### The task
Go through the entries below and count the lines where "Perido" occurs. Give nothing but that number.

### Stored entries
● ● ●
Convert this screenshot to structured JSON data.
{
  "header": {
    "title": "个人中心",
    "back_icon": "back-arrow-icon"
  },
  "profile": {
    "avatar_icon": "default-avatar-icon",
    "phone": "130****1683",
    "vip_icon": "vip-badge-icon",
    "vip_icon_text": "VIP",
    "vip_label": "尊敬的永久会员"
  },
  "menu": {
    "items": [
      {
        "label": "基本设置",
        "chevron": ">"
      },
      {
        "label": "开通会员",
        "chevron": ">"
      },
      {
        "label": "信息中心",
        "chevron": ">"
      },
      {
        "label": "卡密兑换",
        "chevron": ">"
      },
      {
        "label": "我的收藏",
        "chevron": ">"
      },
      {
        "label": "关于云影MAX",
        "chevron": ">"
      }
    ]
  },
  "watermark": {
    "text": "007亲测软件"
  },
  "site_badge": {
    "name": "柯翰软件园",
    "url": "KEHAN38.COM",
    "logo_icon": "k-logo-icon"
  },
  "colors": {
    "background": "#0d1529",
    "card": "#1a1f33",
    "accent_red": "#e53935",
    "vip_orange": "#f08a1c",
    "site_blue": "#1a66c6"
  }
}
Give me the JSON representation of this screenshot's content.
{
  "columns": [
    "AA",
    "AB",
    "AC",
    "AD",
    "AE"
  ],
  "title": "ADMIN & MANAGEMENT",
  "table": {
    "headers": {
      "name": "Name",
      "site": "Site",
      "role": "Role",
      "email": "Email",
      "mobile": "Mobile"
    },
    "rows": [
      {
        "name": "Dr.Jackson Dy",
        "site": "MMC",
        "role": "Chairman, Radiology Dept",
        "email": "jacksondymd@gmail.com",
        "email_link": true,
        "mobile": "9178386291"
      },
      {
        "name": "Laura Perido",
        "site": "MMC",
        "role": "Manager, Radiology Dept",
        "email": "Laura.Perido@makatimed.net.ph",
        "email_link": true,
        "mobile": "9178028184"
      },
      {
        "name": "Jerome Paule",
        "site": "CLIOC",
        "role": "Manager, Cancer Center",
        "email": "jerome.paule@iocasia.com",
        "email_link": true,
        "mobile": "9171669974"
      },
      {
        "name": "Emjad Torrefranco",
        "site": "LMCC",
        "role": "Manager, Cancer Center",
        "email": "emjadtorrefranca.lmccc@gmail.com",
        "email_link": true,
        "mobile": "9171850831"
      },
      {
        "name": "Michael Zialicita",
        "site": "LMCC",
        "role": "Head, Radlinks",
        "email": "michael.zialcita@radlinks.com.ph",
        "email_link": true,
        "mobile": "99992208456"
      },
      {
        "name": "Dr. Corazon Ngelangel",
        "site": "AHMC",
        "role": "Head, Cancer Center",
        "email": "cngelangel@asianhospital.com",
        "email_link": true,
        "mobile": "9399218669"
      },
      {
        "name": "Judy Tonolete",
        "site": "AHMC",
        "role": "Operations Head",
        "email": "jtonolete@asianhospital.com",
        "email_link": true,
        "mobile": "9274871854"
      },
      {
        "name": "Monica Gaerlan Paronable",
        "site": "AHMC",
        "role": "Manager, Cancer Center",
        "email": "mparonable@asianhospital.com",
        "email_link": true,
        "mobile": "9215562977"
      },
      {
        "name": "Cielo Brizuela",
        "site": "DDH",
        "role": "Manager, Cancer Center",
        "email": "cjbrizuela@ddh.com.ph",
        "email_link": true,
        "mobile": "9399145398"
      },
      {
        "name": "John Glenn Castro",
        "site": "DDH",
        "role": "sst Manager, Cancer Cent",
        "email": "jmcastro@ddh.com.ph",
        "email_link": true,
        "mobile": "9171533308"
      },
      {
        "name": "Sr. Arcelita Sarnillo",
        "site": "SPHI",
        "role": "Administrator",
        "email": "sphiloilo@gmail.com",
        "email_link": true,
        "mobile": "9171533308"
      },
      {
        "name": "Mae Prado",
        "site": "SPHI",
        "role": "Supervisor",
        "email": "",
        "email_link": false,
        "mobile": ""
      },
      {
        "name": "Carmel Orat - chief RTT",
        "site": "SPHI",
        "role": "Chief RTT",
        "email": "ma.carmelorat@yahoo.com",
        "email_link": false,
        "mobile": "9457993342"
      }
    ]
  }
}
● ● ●
### Reply
2